Trump’s budget is largely a political document that serves as a starting point for negotiations with Congress.
President Donald Trump’s $4.8 trillion budget plan for the coming fiscal year drew a prompt rejection on Monday from congressional Democrats, who said it betrayed his promise to protect popular health and safety-net programs.
The White House presented the budget as a blueprint for the president’s policy priorities. It includes funding to build a wall on the US border with Mexico and fight the opioid crisis but cuts billions of dollars from safety net programs under the banner of welfare reform.
The budget is largely a political document that serves as a starting point for negotiations with Congress. With an eye toward reducing debt and deficits, Trump once again proposed steep cuts to housing, environmental, transportation and other programs that have been rejected by lawmakers in past years.
“We’re going to keep proposing these types of budgets and hope that at some point Congress will have some sense of fiscal sanity and join us in trying to tackle our debt and deficits,” Russ Vought, acting director of the White House Office of Management and Budget, told reporters.
Democrats said Trump’s proposal upended his promise in last week’s State of the Union speech to “always protect” the popular Social Security pension plan and the Medicare health plan for seniors.
Americans quality, affordable health care will never be safe with President Trump,” said House Speaker Nancy Pelosi.
“Everyone knows the latest Trump budget is dead on arrival in Congress,” said Sheldon White House, a Democrat on the Senate Budget Committee.
Trump’s budget would reduce Medicare spending by lowering drug costs and tightening eligibility requirements for Social Security’s disability program.
It also would enact new work requirements for people who get food stamps or use the Medicaid health plan for the poor.
Last year Trump signed a two-year budget deal with Congress that increased federal spending on defense and several other domestic programs, adding to a growing government debt.
Trump’s proposed military spending adheres to that plan. But his proposed spending for domestic agencies, like the Education Department and the Environmental Protection Agency, is 6% below the $635 billion outlined in that agreement.

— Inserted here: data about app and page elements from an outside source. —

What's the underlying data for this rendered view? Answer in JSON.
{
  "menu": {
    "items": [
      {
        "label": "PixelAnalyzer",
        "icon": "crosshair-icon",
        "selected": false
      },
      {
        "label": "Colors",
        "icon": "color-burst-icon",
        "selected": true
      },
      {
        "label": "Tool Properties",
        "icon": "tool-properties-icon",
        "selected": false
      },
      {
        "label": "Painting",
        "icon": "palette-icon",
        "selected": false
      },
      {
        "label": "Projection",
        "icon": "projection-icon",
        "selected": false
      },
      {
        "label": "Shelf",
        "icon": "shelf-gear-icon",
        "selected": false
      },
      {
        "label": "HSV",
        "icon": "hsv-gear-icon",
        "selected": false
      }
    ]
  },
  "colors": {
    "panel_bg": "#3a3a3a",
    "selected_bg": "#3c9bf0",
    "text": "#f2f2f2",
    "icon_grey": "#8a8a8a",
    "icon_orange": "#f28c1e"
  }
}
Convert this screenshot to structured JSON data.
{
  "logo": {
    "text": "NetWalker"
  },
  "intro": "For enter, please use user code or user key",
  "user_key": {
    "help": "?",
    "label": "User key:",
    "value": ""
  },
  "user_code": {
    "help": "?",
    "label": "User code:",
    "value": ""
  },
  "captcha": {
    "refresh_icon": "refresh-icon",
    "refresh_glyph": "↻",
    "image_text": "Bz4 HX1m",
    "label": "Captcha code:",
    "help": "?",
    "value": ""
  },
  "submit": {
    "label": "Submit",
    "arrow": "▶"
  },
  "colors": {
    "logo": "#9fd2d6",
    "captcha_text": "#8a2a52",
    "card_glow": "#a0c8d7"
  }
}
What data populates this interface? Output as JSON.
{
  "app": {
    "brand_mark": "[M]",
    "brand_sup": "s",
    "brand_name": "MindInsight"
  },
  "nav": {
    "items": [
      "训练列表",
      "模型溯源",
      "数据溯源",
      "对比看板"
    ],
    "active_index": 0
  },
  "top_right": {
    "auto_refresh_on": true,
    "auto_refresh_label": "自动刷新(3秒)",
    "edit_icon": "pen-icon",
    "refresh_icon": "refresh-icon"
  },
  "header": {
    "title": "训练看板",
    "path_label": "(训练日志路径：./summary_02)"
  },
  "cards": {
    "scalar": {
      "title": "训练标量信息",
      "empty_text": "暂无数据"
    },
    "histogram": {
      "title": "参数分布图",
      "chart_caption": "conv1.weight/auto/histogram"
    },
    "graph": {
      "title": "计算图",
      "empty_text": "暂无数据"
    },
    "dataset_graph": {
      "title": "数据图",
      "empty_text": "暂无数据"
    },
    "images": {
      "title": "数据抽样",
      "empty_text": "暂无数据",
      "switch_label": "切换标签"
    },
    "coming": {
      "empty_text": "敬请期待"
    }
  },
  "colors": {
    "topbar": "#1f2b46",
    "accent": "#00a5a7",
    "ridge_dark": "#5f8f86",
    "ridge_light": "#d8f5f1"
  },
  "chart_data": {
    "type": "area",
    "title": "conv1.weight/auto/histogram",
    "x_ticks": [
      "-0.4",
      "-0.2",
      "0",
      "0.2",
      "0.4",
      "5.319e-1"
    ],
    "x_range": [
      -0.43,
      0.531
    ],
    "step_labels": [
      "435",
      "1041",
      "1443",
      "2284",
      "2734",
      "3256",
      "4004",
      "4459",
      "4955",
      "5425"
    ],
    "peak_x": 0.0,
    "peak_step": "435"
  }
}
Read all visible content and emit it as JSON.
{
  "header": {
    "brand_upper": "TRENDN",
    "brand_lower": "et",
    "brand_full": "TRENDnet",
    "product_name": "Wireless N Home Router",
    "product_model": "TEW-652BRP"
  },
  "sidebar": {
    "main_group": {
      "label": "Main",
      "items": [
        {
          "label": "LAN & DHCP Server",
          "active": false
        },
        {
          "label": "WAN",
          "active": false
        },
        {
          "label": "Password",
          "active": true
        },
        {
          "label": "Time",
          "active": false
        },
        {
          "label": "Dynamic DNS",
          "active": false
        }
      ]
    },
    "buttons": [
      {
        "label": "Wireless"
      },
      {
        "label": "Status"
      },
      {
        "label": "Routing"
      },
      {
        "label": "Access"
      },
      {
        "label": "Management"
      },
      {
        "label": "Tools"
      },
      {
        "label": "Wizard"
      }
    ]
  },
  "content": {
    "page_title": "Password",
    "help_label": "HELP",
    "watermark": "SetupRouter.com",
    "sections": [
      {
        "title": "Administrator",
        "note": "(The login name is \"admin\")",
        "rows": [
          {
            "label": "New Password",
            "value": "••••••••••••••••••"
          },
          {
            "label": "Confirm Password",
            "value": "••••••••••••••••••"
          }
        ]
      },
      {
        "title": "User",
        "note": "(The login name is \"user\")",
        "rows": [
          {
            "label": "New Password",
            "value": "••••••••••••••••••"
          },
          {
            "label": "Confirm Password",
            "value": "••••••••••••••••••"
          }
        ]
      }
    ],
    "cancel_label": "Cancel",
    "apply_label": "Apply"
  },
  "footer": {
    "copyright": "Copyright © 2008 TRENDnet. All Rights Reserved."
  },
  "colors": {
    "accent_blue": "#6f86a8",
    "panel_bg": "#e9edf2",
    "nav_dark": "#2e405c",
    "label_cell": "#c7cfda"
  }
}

Senate Budget Committee Chairperson Mike Enzi, a Republican, said earlier this year that he intends to stick to the spending levels in the congressional budget deal, which would in effect ignore Trump’s proposed domestic spending cuts